On June 18, 2014, the United States District Court for the Southern District of New York upheld a New York City ordinance that effectively prohibits all promotional marketing and discounts for cigarettes and tobacco products. The District Court found that there was no First Amendment violation and that the newly enacted city code, which bans any sale of cigarettes or tobacco products below the “listed” or “advertised” price, was not preempted by federal or state law.
The New York City Council passed Local Law 97 in October 2013 with the stated purpose of raising the price of cigarettes and tobacco products in order to reduce tobacco consumption. The law prohibits New York City retailers from using “discounting schemes” such as coupons or multi-package discounts for tobacco products.
In November 2013, then-Mayor of New York City Michael Bloomberg signed the ordinance into law. Shortly thereafter, the National Association of Tobacco Outlets (“NATO”) and a group of tobacco manufacturers joined as plaintiffs to challenge the discounting prohibition of Local Law 97. NATO and its co-plaintiffs sued the City of New York in federal court, arguing that Local Law 97 was invalid for three reasons. Plaintiffs alleged that the ordinance: (1) violated the First Amendment of the U.S. Constitution and the Free Speech Clause of the New York Constitution; (2) was preempted by the Federal Cigarette Labeling and Advertising Act (“Labeling Act”); and (3) was preempted by New York State Public Health Law.
The parties agreed there were no factual disputes, so they opted to forego trial and consent to a summary judgment ruling. Meanwhile, enforcement of the ordinance was stayed from March 2014 until June 2014 when the District Court granted summary judgment for the City of New York. In a 36 page opinion, the court rejected each of plaintiffs’ arguments, holding that Local Law 97 posed neither constitutional nor preemption concerns.
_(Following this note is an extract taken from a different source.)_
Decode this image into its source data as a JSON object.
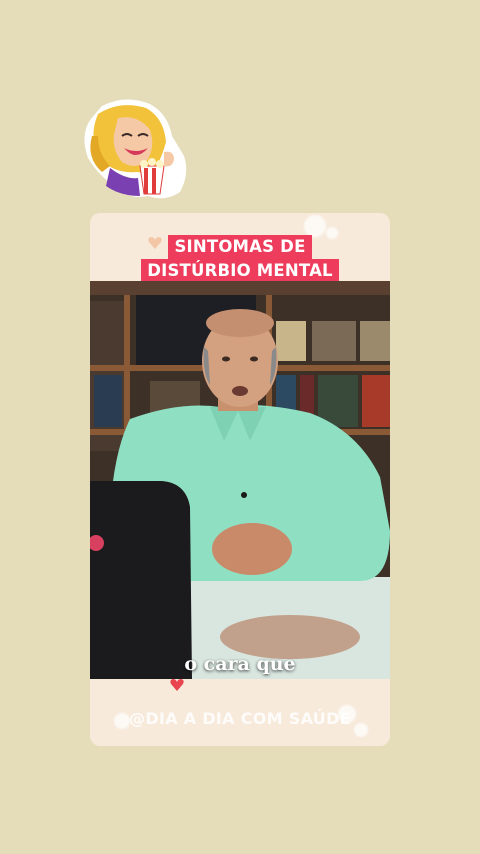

In addressing the First Amendment claim, the District Court relied heavily on an appellate decision from the United States Court of Appeals for the First Circuit (“First Circuit”), which upheld a similar ordinance passed by the City of Providence in Rhode Island. In that case, the First Circuit held that offering coupons and providing multi-pack discounts is not protected activity under the First Amendment.
Likewise in this case, because the New York City discounting prohibition does not prevent retailers from communicating a listed price, the District Court found no restriction on free speech. The ordinance “only regulates an economic transaction… it does not restrict the dissemination of pricing information.”
Similarly, the District Court relied on the First Circuit decision when dismissing the tobacco companies’ second argument, that the Labeling Act preempted Local Law 97. That court held that the preemption provision of the Labeling Act was solely intended to prevent interference or supplementary efforts by states or local authorities in regulating advertising about the health risks of smoking. Moreover, a 2009 amendment to the law specifically left the door open for states to impose time, place, and manner regulations on tobacco advertising so long as the restrictions were content neutral. Because the New York ordinance does not regulate the inclusion of health information on cigarette packages, the District Court concluded that the Labeling Act did not preempt Local Law 97.
In their third argument, tobacco companies claimed that a New York State law preempted Local Law 97. They relied on a state law that prohibits the sampling and free distribution of tobacco products and also regulated the distribution of tobacco coupons. In response, the City of New York relied on the legislative history of the state law. The City argued that the New York legislature intended “coupon” in the law to refer to free, not discounted tobacco. When the bill was introduced, the sponsor noted that the “unrestricted free distribution of cigarettes all too often results in distribution of tobacco products to minors and is an inducement to smoke.”
As a result, the District Court found that the state law dealt only with sampling or distribution of free, rather than partially discounted tobacco products. As such, the state health law did not preempt New York City’s Local Law 97.
To date, the tobacco companies have not filed a notice for appeal to the United States Court of Appeals for the Second Circuit (“Second Circuit”). If they decide to do so, they have 30 days from the date of the District Court decision to note an appeal – or until July 18th.
Advocates of tobacco regulation may now attempt to pass similar laws in other cities and states. After the District Court handed down its decision, a spokesperson for New York City described the ruling as a “huge victory for the city’s comprehensive efforts to reduce tobacco usage.” The effect of the New York and the City of Providence ordinances remains to be seen, but presumably the regulations will negatively impact ability to discount cigarettes and tobacco products.
Local Law 97 bans a wide array of marketing techniques. For example, a tobacco manufacturer might mail customers a $1 off coupon for a particular brand of cigarettes redeemable at any retail location. Similarly, a tobacco retailer might offer specials such as: (1) “buy two packs, get $2 off the third;” (2) a free or discounted lighter in exchange for purchasing a box of cigarettes; and (3) a one-day sale where all cigars are sold at $2 off the listed price. Under Local Law 97, all of these promotions are now illegal in New York City.